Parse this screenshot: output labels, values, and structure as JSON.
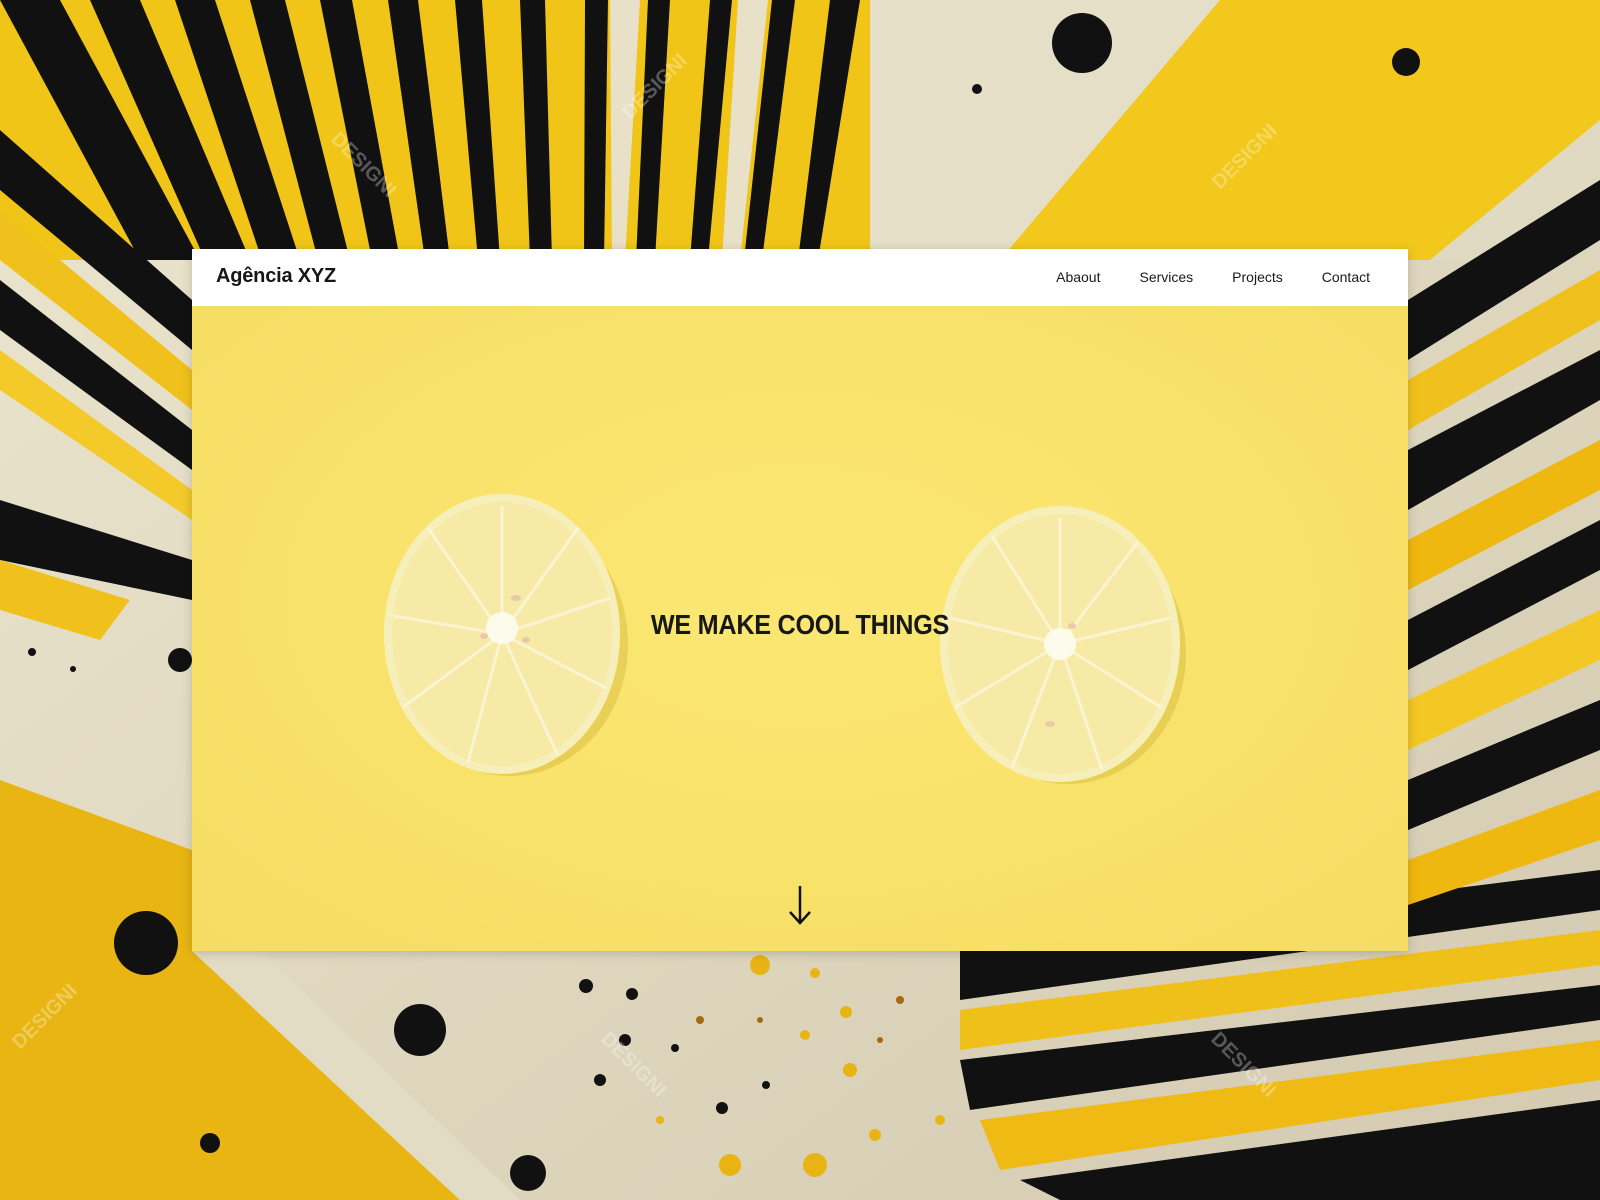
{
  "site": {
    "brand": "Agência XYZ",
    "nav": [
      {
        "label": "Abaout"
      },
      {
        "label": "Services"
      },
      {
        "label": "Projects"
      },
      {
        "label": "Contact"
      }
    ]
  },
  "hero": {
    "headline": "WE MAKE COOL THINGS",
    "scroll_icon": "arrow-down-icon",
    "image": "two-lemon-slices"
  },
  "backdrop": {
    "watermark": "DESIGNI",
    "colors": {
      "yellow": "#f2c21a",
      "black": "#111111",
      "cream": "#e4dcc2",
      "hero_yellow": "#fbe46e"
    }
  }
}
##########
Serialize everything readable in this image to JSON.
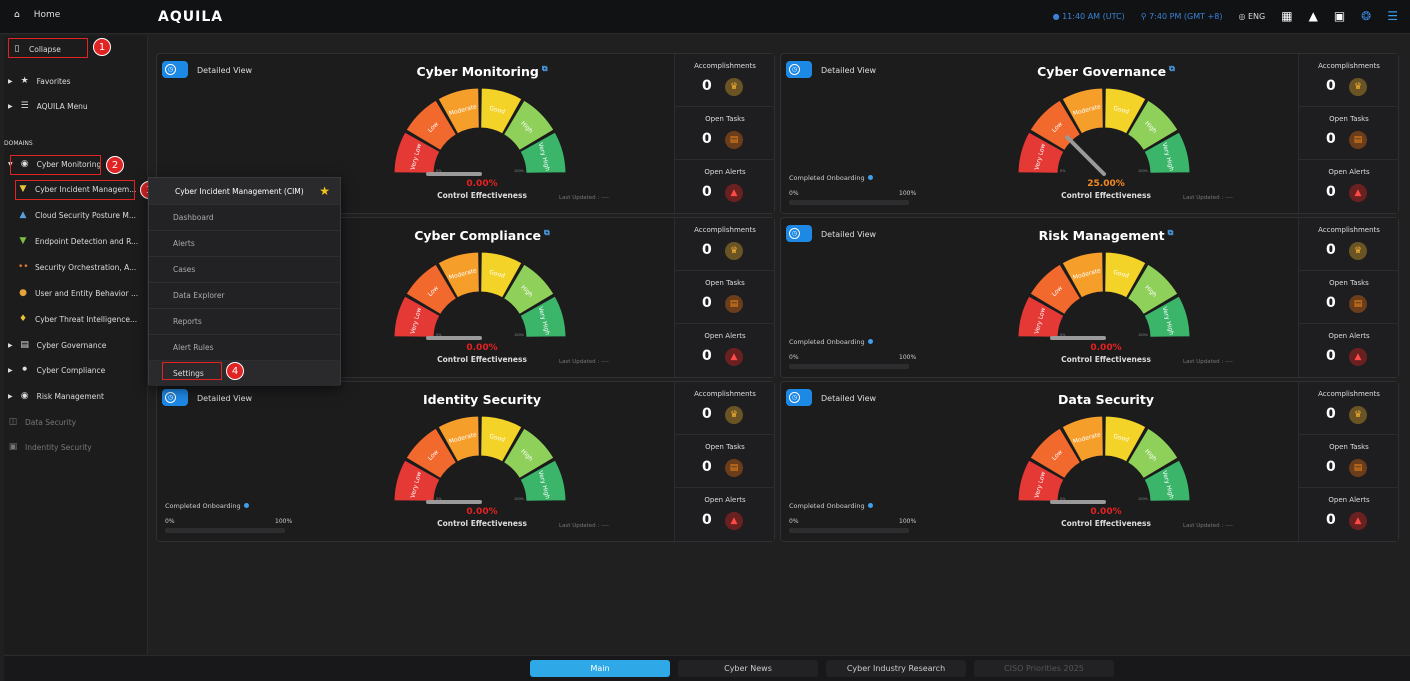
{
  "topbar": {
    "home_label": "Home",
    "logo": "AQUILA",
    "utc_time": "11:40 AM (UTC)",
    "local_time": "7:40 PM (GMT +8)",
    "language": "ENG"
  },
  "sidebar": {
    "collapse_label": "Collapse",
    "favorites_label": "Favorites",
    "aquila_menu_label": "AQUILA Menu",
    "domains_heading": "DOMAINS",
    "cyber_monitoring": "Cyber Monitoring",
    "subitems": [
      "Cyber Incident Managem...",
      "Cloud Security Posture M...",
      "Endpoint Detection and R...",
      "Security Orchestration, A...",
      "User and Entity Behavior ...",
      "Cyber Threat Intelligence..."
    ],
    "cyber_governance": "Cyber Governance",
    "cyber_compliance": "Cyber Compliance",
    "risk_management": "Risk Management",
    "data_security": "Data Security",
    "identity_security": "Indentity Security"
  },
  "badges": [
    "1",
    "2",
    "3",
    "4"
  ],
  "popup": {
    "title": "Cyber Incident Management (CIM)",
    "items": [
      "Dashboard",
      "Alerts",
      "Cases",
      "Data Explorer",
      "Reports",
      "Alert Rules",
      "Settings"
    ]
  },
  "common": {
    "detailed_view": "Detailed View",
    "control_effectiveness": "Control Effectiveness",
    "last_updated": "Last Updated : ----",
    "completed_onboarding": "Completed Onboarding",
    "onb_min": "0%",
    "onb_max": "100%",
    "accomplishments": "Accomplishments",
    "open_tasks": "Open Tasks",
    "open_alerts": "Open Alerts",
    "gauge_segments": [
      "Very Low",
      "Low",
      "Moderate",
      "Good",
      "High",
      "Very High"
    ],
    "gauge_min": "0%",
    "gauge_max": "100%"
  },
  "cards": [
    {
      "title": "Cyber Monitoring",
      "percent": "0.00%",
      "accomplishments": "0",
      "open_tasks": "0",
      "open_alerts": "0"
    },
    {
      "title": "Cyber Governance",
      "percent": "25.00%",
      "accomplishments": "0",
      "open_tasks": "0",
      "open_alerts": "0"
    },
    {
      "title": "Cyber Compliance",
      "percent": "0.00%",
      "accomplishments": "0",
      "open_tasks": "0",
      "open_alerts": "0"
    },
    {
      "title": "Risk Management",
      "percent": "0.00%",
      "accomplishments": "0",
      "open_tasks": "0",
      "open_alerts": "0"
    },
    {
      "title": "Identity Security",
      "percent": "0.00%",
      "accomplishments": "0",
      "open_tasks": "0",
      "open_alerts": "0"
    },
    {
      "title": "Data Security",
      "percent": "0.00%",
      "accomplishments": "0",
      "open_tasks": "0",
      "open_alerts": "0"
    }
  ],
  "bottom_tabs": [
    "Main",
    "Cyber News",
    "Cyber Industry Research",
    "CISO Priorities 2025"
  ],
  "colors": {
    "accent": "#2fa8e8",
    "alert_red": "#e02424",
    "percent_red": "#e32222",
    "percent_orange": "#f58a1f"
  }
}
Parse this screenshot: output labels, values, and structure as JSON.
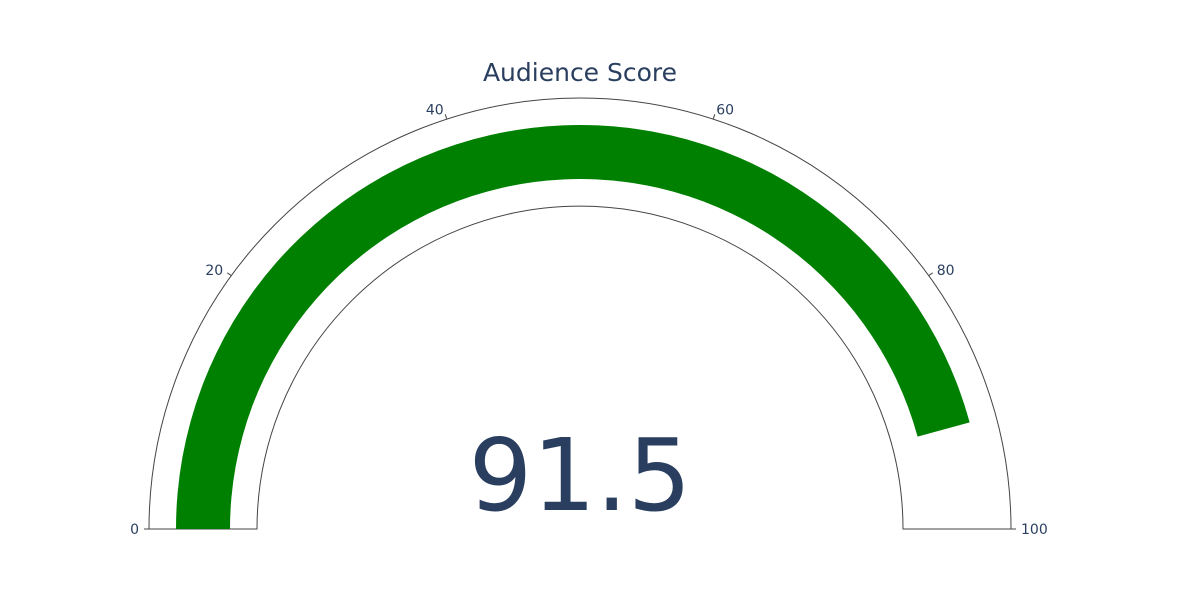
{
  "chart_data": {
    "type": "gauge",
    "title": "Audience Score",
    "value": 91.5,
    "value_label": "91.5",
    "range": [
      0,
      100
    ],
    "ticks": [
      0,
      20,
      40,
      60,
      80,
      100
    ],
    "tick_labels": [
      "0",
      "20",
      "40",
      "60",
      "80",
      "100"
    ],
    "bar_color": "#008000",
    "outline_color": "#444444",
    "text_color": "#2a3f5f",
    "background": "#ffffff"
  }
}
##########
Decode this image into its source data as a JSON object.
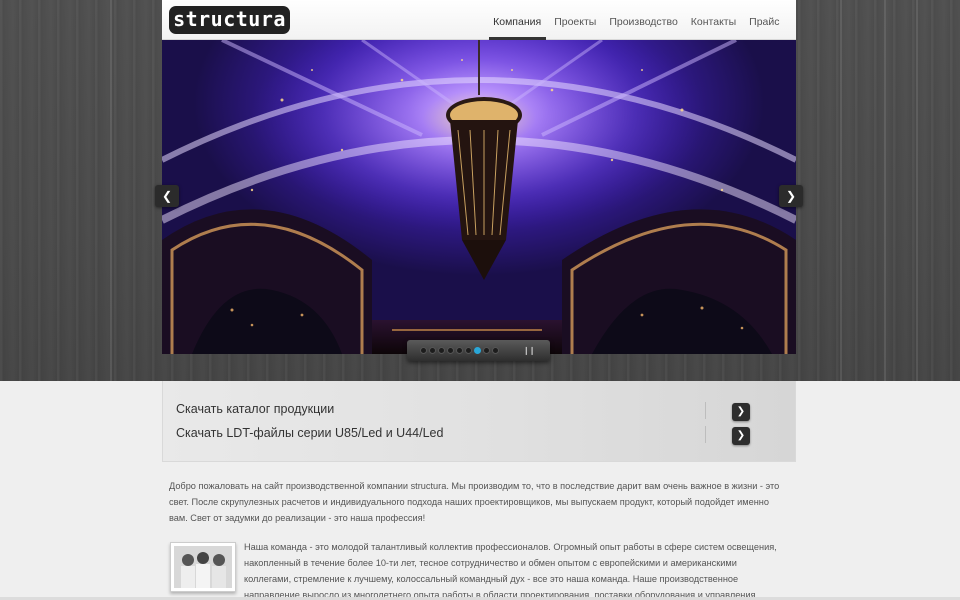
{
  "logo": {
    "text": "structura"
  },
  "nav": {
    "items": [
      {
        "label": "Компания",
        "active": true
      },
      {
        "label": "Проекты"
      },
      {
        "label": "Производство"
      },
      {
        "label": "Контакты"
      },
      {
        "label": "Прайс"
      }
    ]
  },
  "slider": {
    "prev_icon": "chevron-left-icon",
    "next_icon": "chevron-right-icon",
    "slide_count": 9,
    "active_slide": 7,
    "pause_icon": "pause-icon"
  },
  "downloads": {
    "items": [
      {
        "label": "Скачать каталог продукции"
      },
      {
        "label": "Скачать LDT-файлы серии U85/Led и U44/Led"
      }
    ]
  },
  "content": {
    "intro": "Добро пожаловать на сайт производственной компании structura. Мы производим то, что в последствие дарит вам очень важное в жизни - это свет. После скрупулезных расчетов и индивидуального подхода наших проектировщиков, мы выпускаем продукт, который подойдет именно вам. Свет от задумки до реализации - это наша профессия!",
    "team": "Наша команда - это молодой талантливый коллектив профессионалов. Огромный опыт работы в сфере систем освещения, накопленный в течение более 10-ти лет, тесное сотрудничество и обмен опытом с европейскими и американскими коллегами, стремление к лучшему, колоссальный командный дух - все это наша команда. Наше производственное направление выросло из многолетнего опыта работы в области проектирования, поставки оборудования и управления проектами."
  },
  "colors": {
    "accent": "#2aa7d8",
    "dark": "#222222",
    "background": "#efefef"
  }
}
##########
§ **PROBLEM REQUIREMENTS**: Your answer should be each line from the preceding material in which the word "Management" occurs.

§ **ANSWER BOX**:
    "risk_management": "Risk Management",
    "title": "Cyber Incident Management (CIM)",
      "title": "Risk Management",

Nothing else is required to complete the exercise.